**What you are asked to do**: From the entries that follow, list every line in which the string "emoji" appears.

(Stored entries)
******
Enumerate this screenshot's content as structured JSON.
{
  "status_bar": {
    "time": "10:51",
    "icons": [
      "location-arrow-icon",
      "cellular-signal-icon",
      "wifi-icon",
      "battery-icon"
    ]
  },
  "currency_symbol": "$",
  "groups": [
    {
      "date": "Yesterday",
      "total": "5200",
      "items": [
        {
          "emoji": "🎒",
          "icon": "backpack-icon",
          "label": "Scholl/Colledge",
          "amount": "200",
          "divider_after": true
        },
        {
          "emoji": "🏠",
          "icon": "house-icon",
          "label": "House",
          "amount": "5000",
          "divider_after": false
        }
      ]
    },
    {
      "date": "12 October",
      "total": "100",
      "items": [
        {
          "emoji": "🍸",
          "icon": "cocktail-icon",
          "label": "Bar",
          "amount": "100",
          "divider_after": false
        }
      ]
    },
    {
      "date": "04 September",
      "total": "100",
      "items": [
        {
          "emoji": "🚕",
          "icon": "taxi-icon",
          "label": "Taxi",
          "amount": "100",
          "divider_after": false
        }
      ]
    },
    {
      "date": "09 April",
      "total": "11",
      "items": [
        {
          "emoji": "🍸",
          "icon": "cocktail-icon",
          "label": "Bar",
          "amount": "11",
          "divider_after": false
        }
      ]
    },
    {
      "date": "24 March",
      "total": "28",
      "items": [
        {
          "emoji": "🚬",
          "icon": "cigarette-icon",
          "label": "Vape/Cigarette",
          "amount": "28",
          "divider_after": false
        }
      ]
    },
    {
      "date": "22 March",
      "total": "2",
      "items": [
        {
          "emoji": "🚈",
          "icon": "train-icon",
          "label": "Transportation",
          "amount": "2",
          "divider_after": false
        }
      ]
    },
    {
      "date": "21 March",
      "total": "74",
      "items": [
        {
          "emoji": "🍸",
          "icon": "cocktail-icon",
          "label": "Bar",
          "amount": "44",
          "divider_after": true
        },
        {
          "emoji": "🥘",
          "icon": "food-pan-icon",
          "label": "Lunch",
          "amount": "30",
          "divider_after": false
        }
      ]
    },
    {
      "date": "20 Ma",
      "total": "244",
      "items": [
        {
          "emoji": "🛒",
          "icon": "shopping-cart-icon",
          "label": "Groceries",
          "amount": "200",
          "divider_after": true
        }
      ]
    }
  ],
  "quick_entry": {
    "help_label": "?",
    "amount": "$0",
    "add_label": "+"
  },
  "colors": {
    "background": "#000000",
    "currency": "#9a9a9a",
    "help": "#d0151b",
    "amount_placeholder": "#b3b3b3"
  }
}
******
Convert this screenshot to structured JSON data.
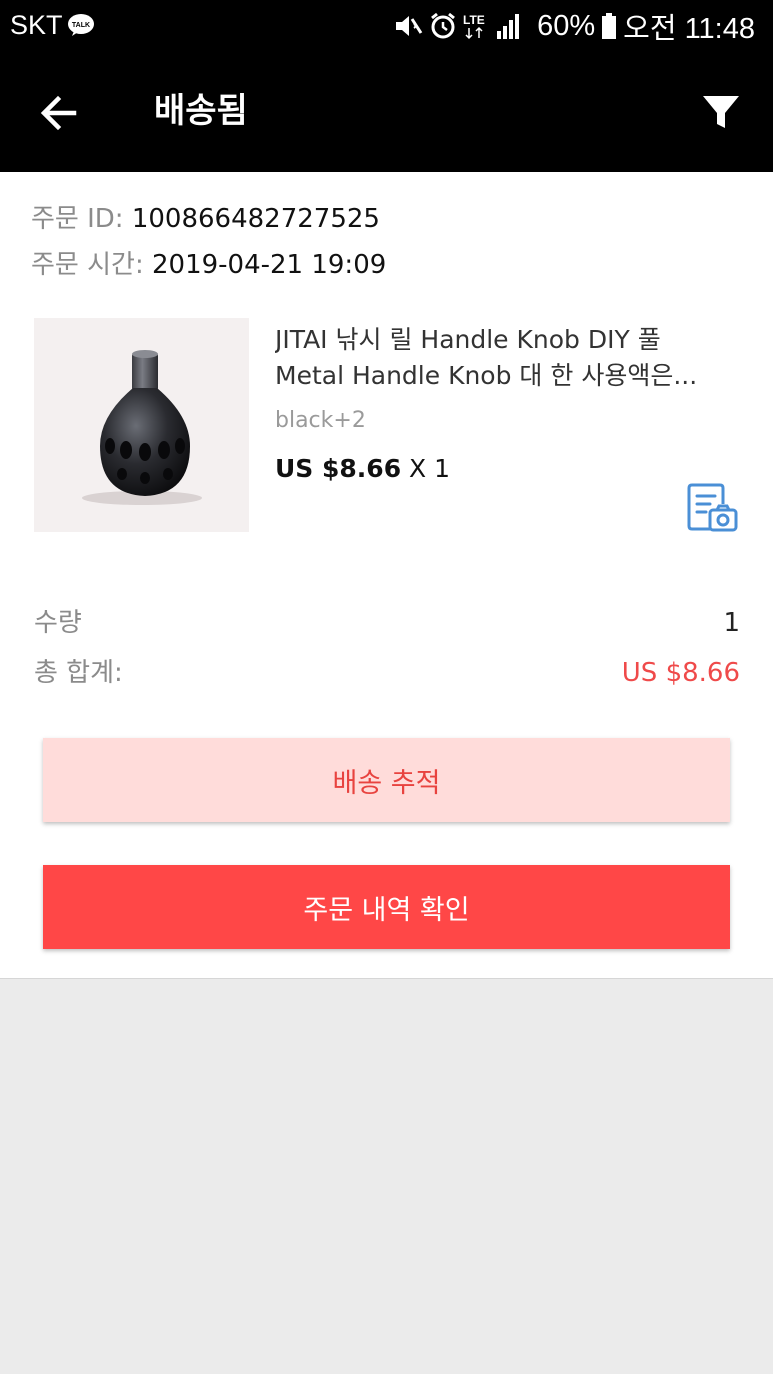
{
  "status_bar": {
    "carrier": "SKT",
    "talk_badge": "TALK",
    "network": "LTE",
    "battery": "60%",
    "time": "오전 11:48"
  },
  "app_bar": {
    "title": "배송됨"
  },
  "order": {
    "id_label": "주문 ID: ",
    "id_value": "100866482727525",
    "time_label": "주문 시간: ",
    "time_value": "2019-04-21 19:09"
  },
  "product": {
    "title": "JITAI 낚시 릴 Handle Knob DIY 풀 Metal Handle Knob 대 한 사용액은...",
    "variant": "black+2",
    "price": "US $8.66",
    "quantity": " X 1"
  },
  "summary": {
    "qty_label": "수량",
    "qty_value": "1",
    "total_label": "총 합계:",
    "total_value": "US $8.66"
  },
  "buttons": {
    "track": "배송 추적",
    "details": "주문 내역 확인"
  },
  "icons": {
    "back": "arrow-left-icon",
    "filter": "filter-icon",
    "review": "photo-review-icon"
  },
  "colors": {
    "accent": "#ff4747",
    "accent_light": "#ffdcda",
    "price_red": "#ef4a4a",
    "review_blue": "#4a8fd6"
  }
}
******
**Task answer**:
          "emoji": "🎒",
          "emoji": "🏠",
          "emoji": "🍸",
          "emoji": "🚕",
          "emoji": "🍸",
          "emoji": "🚬",
          "emoji": "🚈",
          "emoji": "🍸",
          "emoji": "🥘",
          "emoji": "🛒",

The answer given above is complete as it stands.